I have shared lots of race drama over the past few years on my blog. I’ve hyperventilated my way through triathlons, survived the heat of Boston and climbed, rolled and carried rocks through the Spartan race. This marathon day held none of the usual chaos; instead, it was simply a perfect day.
Well….the wait at the start of the race was not exactly ideal – it was freezing! I sat on the curb with a garbage bag tucked around me for what seemed like hours, but fortunately met a number of nice ladies to pass the time quite nicely. The chills later subsided atop the Verrazano Bridge while catching a quick glimpse of sun, watching the security helicopters circle around the mass of humanity and listening to Frank Sinatra belt out “New York, New York.” There’s not a better start to a race on earth!

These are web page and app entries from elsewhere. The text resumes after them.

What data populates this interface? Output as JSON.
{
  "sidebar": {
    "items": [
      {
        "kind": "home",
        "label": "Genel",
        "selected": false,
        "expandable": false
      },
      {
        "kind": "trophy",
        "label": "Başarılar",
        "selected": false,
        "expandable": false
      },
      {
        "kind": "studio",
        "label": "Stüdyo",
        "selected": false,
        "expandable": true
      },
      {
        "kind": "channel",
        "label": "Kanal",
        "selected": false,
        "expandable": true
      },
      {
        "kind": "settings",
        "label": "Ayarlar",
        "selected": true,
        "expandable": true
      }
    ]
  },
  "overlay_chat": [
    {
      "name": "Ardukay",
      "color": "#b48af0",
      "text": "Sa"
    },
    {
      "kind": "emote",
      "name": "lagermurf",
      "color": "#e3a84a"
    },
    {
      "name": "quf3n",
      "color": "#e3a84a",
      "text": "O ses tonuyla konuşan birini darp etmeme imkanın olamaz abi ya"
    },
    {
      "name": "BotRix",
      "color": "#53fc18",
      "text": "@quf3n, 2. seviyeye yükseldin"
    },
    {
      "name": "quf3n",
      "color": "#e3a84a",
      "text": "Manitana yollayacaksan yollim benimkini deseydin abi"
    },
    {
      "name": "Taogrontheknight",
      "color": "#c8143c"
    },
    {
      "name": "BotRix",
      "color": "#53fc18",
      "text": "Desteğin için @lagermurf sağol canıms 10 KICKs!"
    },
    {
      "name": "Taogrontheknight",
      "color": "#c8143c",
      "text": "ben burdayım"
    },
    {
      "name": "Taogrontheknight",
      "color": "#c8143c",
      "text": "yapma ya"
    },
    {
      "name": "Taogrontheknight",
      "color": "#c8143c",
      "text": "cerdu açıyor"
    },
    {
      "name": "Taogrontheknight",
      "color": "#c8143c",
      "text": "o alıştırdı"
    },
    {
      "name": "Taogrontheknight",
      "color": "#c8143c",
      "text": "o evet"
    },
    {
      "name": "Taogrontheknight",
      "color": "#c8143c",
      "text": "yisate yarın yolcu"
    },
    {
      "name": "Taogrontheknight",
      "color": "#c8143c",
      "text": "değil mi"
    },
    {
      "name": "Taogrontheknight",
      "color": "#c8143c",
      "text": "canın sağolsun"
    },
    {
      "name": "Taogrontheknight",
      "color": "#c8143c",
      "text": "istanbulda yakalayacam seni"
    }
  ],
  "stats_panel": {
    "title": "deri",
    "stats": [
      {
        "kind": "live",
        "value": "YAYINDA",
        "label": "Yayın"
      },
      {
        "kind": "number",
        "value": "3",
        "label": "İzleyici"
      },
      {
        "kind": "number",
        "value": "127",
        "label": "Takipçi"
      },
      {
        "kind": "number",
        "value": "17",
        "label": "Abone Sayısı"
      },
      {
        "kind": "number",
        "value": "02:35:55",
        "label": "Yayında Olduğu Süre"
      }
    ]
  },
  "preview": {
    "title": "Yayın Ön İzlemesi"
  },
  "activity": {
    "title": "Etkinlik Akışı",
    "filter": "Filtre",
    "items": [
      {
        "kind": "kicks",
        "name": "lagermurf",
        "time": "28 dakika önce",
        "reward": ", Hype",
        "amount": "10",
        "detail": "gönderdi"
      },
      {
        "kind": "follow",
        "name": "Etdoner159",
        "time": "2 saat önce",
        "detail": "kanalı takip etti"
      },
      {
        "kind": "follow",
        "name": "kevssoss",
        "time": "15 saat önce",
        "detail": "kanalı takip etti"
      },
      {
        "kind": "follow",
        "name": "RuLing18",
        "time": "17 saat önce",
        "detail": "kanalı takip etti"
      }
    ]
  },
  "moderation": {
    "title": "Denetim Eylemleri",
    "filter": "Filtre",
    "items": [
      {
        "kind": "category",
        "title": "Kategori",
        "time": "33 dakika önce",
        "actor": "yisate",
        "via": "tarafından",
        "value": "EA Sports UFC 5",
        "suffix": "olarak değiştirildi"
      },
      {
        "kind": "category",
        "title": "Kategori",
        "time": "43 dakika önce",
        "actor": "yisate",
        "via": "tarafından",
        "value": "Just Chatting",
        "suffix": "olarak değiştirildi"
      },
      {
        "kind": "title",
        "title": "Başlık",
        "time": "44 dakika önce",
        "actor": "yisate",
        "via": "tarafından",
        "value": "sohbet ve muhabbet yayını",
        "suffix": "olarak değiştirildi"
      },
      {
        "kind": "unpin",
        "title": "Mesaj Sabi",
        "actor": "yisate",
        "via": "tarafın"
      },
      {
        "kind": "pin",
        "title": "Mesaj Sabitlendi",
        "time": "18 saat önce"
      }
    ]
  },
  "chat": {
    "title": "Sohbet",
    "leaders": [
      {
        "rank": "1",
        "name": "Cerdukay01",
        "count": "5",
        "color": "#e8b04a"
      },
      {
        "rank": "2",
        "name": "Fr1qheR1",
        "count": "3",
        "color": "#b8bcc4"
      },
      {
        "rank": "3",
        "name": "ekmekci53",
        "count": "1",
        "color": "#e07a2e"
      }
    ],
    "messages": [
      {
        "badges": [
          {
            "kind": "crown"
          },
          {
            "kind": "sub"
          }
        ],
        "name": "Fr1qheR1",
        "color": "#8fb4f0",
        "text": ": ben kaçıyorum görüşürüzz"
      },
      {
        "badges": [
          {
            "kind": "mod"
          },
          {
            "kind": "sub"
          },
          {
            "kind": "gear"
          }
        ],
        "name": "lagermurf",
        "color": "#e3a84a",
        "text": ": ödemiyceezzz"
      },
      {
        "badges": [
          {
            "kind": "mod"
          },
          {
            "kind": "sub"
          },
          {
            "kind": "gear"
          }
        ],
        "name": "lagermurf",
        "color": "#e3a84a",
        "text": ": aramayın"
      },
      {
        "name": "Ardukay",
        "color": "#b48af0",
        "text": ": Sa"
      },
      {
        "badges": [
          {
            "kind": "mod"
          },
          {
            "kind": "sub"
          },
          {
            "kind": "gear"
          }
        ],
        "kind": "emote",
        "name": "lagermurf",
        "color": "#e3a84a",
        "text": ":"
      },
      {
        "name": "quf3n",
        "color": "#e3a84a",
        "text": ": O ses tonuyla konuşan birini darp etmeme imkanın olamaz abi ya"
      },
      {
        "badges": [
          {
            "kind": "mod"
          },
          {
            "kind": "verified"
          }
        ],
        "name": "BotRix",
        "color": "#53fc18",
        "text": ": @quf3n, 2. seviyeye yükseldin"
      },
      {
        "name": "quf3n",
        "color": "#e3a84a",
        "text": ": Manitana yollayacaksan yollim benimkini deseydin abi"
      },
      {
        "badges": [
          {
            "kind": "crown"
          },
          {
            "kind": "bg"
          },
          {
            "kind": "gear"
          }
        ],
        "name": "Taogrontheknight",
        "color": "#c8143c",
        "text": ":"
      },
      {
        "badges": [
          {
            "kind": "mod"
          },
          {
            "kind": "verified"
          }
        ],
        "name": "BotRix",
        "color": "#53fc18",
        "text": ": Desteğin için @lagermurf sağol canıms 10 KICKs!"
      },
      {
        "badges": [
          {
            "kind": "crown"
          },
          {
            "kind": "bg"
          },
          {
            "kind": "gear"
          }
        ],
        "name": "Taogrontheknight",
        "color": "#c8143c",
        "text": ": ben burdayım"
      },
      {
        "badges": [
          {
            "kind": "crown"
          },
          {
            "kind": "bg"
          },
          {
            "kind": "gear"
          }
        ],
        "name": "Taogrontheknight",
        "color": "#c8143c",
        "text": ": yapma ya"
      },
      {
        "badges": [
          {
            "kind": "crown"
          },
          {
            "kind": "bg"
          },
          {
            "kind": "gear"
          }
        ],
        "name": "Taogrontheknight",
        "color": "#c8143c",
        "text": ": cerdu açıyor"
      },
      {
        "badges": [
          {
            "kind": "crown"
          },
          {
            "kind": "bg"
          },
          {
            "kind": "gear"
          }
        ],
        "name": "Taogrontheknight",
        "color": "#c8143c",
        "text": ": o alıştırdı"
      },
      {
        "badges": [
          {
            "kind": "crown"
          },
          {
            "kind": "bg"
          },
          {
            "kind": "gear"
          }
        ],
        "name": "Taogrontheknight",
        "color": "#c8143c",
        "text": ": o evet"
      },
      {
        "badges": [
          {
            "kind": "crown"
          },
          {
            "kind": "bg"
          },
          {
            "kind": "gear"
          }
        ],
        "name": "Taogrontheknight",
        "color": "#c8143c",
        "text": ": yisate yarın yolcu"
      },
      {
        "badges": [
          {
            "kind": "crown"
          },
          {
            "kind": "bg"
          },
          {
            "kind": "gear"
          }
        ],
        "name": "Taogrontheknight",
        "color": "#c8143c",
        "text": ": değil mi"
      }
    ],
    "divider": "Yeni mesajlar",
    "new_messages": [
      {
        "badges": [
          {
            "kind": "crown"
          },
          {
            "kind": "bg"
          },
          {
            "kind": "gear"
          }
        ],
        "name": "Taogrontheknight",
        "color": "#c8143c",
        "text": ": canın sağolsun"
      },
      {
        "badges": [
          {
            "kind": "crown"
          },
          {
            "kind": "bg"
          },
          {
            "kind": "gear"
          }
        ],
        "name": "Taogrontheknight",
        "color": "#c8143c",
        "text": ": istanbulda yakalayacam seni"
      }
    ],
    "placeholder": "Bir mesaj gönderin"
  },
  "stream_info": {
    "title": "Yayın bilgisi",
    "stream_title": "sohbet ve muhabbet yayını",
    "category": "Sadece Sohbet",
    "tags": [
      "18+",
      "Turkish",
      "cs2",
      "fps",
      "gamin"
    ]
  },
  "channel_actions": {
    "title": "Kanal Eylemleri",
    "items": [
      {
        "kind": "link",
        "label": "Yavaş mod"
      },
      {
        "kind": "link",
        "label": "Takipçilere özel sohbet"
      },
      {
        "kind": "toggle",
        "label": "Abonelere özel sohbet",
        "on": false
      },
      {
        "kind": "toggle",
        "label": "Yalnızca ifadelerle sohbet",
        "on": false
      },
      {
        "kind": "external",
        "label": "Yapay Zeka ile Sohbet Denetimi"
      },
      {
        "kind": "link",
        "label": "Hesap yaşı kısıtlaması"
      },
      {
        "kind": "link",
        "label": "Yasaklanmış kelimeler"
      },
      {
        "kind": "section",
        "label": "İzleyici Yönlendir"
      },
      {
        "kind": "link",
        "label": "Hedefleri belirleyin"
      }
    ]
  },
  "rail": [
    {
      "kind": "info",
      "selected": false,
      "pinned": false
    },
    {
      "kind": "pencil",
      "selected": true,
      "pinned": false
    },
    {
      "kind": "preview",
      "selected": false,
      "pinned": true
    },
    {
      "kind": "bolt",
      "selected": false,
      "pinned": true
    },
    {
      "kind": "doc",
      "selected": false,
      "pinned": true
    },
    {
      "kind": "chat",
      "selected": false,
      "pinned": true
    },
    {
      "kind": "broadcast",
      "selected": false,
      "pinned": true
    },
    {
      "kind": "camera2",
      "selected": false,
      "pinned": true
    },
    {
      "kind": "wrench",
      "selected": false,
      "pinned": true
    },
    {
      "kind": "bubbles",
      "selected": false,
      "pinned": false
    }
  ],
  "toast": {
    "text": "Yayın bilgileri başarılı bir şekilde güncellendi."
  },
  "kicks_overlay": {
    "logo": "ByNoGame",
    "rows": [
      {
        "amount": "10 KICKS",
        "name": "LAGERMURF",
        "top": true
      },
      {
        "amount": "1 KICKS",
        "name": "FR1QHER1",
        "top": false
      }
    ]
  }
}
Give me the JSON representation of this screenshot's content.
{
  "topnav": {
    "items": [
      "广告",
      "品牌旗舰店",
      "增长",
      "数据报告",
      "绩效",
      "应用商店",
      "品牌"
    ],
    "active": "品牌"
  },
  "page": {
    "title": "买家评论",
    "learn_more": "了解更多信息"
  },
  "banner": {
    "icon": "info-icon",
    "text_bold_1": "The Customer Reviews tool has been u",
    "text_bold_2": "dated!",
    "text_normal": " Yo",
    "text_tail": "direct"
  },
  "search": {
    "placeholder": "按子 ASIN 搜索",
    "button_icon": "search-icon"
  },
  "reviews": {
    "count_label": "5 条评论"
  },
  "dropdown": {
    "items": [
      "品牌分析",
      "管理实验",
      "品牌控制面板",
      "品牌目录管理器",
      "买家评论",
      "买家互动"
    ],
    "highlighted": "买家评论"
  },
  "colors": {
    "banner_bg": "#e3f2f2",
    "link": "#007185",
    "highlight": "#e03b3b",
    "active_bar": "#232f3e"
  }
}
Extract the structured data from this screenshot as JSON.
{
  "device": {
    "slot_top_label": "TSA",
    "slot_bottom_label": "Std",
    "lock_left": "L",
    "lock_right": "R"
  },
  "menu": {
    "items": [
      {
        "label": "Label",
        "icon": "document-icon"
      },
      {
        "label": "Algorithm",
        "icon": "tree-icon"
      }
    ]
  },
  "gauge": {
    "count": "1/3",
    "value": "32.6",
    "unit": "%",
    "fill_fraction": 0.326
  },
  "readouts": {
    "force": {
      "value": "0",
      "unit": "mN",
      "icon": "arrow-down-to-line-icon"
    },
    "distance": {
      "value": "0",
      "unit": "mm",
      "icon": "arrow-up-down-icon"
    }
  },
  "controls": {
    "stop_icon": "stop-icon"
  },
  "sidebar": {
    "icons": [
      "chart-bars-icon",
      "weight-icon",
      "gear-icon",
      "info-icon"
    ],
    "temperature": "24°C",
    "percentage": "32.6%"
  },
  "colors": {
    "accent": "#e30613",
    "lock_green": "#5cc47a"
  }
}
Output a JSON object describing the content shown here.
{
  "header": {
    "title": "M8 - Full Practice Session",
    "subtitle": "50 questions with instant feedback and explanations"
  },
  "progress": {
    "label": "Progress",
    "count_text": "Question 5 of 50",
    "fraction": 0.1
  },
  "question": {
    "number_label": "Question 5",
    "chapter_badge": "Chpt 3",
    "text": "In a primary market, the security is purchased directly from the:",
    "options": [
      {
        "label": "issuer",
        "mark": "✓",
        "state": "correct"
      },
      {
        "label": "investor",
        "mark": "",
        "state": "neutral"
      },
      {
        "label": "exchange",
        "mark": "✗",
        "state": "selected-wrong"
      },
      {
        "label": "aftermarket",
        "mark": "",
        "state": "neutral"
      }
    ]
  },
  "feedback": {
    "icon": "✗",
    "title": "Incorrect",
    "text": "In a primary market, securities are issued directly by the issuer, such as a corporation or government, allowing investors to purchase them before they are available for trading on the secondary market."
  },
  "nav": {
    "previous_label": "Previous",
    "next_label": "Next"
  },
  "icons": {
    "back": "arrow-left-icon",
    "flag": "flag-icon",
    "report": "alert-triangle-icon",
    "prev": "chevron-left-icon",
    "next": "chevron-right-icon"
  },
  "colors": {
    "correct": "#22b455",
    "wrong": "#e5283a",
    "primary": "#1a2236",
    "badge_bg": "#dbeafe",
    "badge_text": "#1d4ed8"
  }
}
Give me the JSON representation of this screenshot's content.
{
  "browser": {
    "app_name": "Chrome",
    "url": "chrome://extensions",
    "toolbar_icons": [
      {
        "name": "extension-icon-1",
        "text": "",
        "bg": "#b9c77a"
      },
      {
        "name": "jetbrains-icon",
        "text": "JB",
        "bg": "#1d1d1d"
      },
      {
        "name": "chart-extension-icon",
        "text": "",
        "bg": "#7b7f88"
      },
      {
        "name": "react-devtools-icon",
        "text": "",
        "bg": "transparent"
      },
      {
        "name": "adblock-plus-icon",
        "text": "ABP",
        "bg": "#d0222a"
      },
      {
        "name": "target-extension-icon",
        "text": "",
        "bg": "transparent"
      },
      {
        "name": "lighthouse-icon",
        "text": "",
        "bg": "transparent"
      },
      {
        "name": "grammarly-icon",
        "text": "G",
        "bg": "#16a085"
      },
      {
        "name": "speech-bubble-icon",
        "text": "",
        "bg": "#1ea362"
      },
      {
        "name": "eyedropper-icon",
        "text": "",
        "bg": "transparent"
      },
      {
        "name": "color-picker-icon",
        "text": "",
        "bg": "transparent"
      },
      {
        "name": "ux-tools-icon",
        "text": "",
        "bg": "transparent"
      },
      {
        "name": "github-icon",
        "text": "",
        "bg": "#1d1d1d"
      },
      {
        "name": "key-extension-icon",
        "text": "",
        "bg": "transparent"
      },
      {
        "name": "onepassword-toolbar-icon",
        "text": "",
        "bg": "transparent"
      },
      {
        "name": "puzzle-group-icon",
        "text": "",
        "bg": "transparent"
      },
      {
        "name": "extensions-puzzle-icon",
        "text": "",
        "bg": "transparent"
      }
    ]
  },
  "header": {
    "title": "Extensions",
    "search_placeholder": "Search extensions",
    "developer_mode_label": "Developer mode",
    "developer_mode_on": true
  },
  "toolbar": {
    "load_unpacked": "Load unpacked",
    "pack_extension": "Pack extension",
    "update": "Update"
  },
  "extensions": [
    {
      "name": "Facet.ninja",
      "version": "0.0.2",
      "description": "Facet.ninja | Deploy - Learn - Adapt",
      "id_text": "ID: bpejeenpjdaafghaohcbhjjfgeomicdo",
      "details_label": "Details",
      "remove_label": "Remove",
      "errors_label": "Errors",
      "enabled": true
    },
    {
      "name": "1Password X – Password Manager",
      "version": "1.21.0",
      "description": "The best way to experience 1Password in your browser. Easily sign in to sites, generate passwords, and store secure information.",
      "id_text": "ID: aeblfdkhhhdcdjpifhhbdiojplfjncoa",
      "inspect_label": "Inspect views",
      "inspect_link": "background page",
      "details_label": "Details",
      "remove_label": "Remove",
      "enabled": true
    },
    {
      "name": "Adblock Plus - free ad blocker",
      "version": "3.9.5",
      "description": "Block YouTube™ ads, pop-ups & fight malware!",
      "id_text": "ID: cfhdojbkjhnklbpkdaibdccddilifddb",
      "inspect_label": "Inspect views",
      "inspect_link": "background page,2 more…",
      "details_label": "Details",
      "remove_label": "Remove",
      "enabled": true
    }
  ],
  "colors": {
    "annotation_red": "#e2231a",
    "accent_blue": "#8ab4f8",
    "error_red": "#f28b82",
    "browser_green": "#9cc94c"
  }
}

Things didn’t get any less boring as we meandered through the streets of Brooklyn and lay witness to the greatest fans on earth. They truly won the prize this year on crowd support with their relentless screams, high fives and musical entertainment. The mile markers were flying by. That’s right – I wasn’t even counting or calculating my average pace.
I felt so great I had to tell myself to slow down so I’d have something left at the end. But the sea of smiling, cheering faces continued through Queens and as we crossed the Queensboro Bridge onto 1st Avenue in Manhattan. From there, I blasted the music, soaked in the sun that was tried to peak behind the clouds and took in the sights of the one of the greatest cities in the world. Literally.
As we pulled out of Harlem and the street numbers decreased in size, the crowds increased in volume. After turning into Central Park for the last 5K, I couldn’t wipe the grin off my face. This was my third New York Marathon and the first time I was actually coherent at this stage of the race. I looked at all the beautiful New Yorkers lining the streets, lovely leaves turning shades of yellow and red, the famous Plaza Hotel and other beautiful buildings (Too bad I never saw friends who were watching).
I was tired, and my legs were telling me to call it quits, but the adrenalin was flowing from everyone and everything that surrounded me. And this time, it wasn’t so much about my final time or if I would qualify for Boston; instead, it was more about taking the time to soak up the experience and appreciate how great I felt and how lucky I was to “partake” in this thrilling adventure.
So, just as Pippin discovered, small pleasures can mean a lot. And certainly this day they did.
Congratulations to Terri for finishing her first marathon! And for helping make my trip all the more pleasurable.